(Beginning of EXTRACTED ENTRIES)
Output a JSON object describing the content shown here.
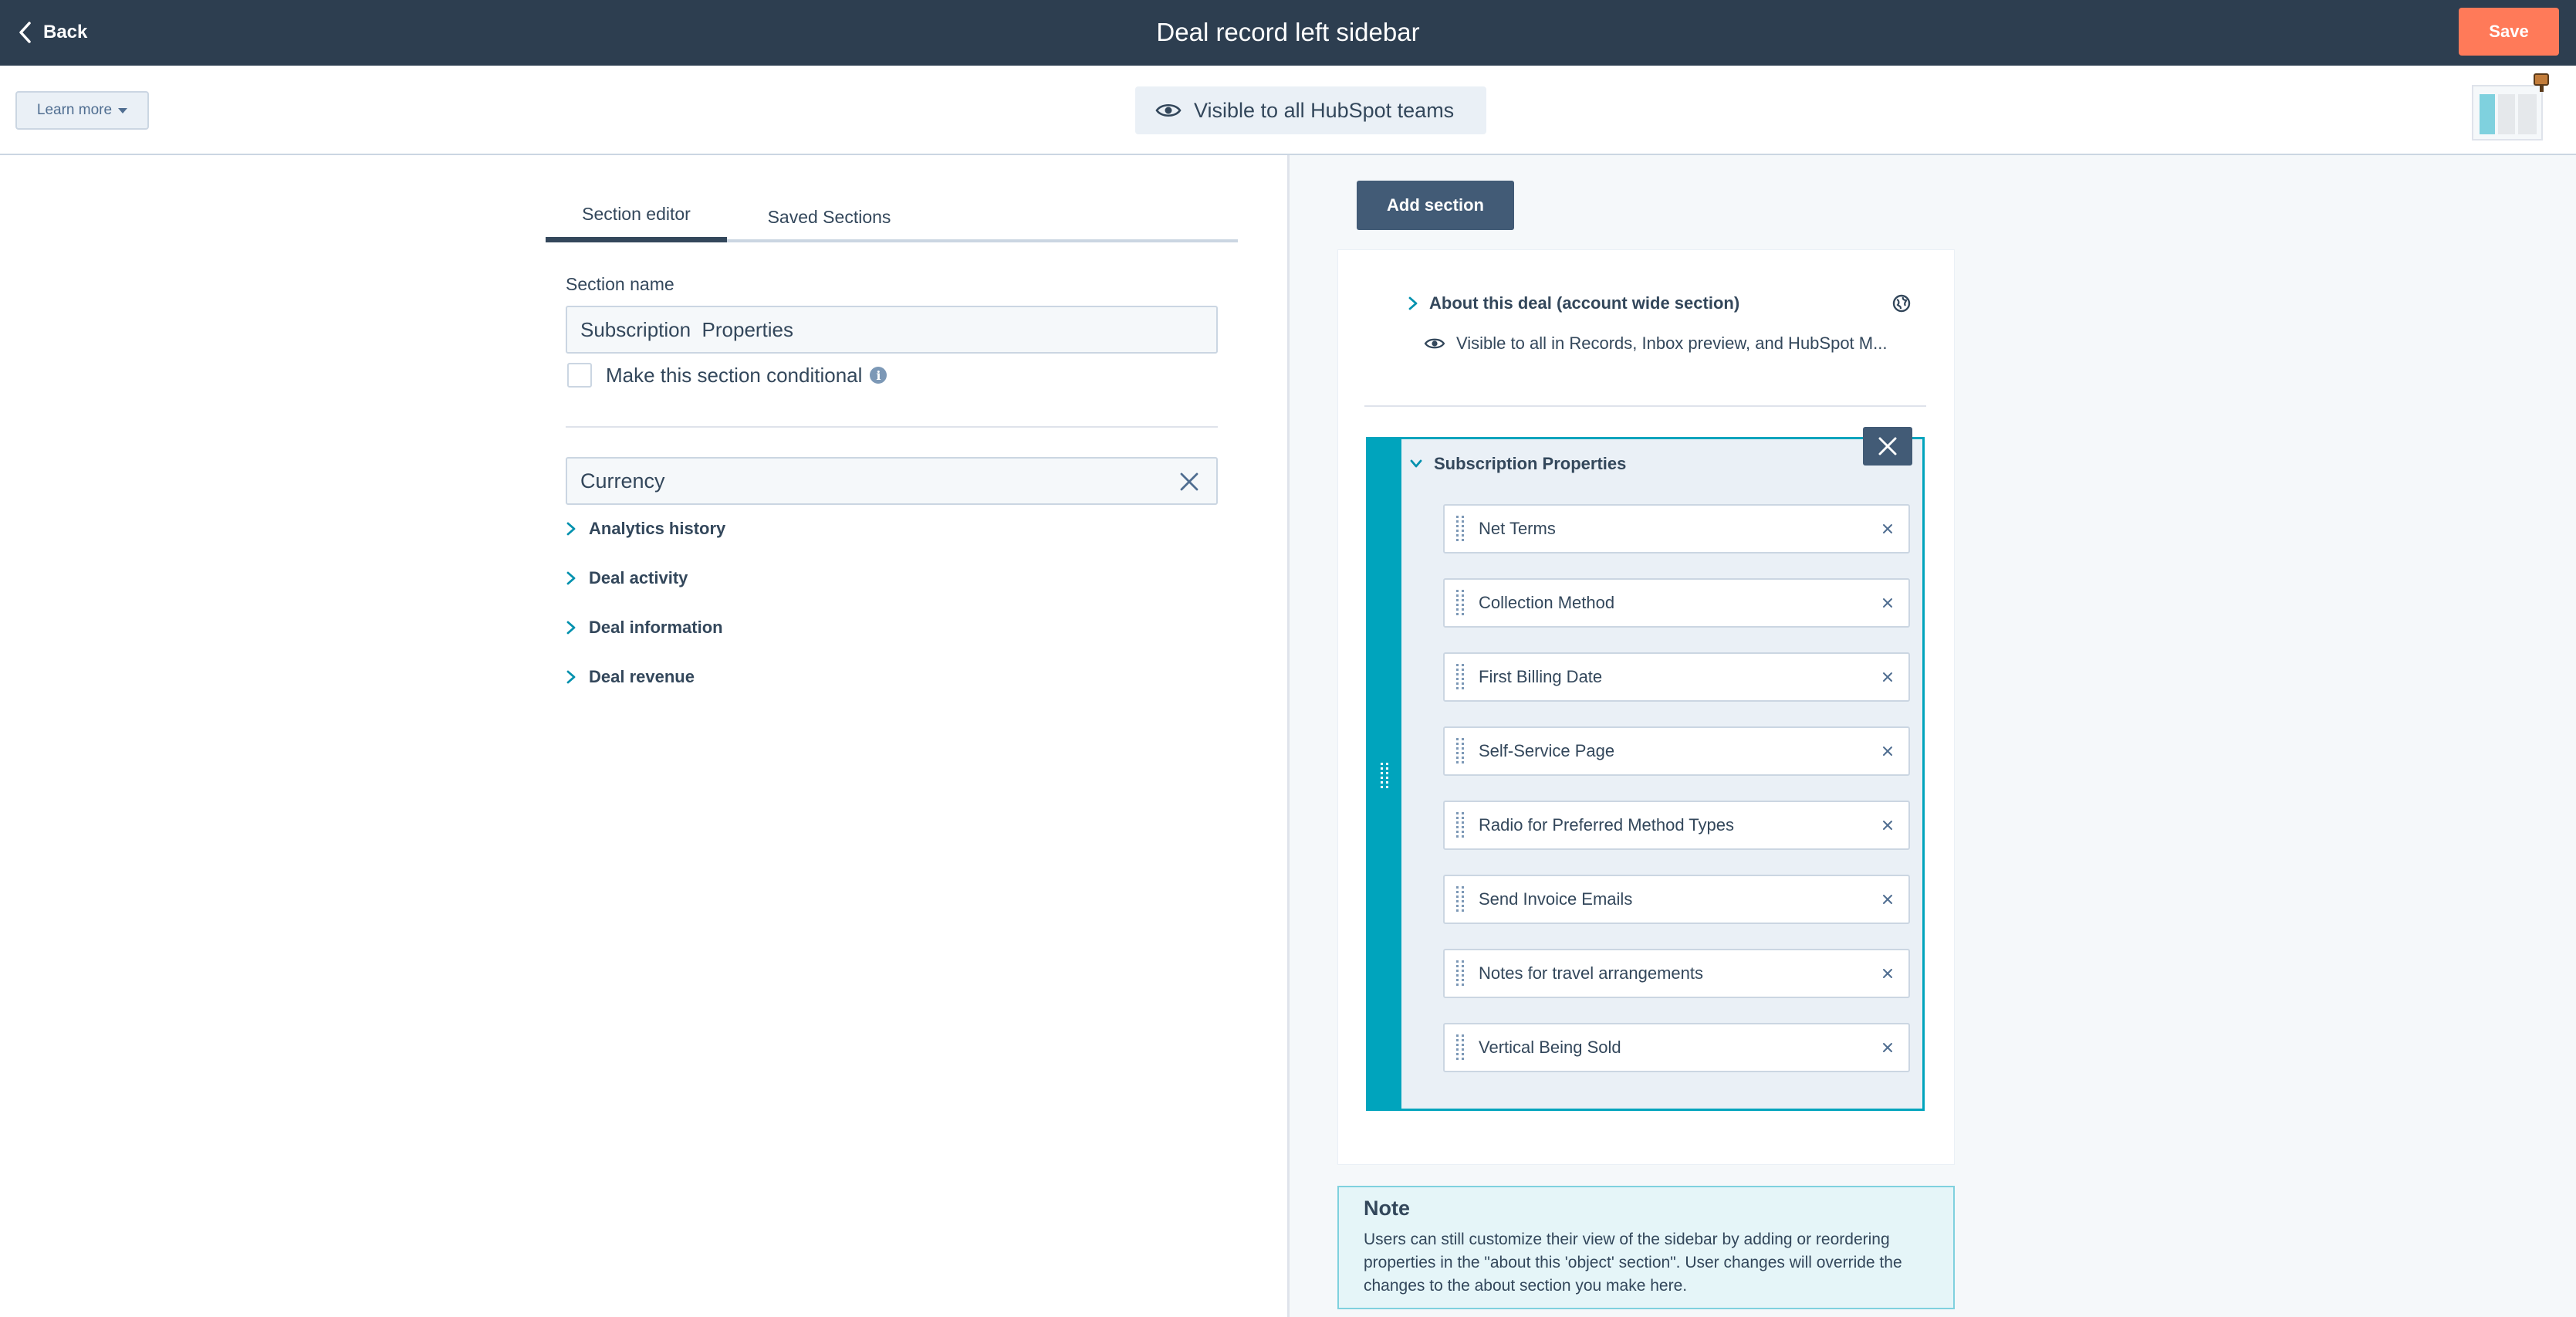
{
  "header": {
    "back_label": "Back",
    "title": "Deal record left sidebar",
    "save_label": "Save"
  },
  "subbar": {
    "learn_more_label": "Learn more",
    "visibility_label": "Visible to all HubSpot teams"
  },
  "tabs": [
    {
      "label": "Section editor",
      "active": true
    },
    {
      "label": "Saved Sections",
      "active": false
    }
  ],
  "editor": {
    "section_name_label": "Section name",
    "section_name_value": "Subscription  Properties",
    "conditional_label": "Make this section conditional",
    "search_value": "Currency",
    "groups": [
      {
        "label": "Analytics history"
      },
      {
        "label": "Deal activity"
      },
      {
        "label": "Deal information"
      },
      {
        "label": "Deal revenue"
      }
    ]
  },
  "preview": {
    "add_section_label": "Add section",
    "about_section": {
      "title": "About this deal (account wide section)",
      "visibility": "Visible to all in Records, Inbox preview, and HubSpot M..."
    },
    "editing_section": {
      "title": "Subscription Properties",
      "properties": [
        {
          "label": "Net Terms"
        },
        {
          "label": "Collection Method"
        },
        {
          "label": "First Billing Date"
        },
        {
          "label": "Self-Service Page"
        },
        {
          "label": "Radio for Preferred Method Types"
        },
        {
          "label": "Send Invoice Emails"
        },
        {
          "label": "Notes for travel arrangements"
        },
        {
          "label": "Vertical Being Sold"
        }
      ]
    }
  },
  "note": {
    "title": "Note",
    "text": "Users can still customize their view of the sidebar by adding or reordering properties in the \"about this 'object' section\". User changes will override the changes to the about section you make here."
  },
  "colors": {
    "header_bg": "#2d3e50",
    "save_button": "#ff7a59",
    "accent_teal": "#00a4bd",
    "dark_button": "#425b76"
  },
  "icons": [
    "chevron-left-icon",
    "eye-icon",
    "caret-down-icon",
    "info-icon",
    "clear-icon",
    "chevron-right-icon",
    "globe-icon",
    "close-icon",
    "drag-handle-icon",
    "remove-icon",
    "chevron-down-icon",
    "paint-icon"
  ]
}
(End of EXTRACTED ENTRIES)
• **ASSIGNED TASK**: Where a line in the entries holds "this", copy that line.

• **FINISHED TASK**:
    "conditional_label": "Make this section conditional",
      "title": "About this deal (account wide section)",
    "text": "Users can still customize their view of the sidebar by adding or reordering properties in the \"about this 'object' section\". User changes will override the changes to the about section you make here."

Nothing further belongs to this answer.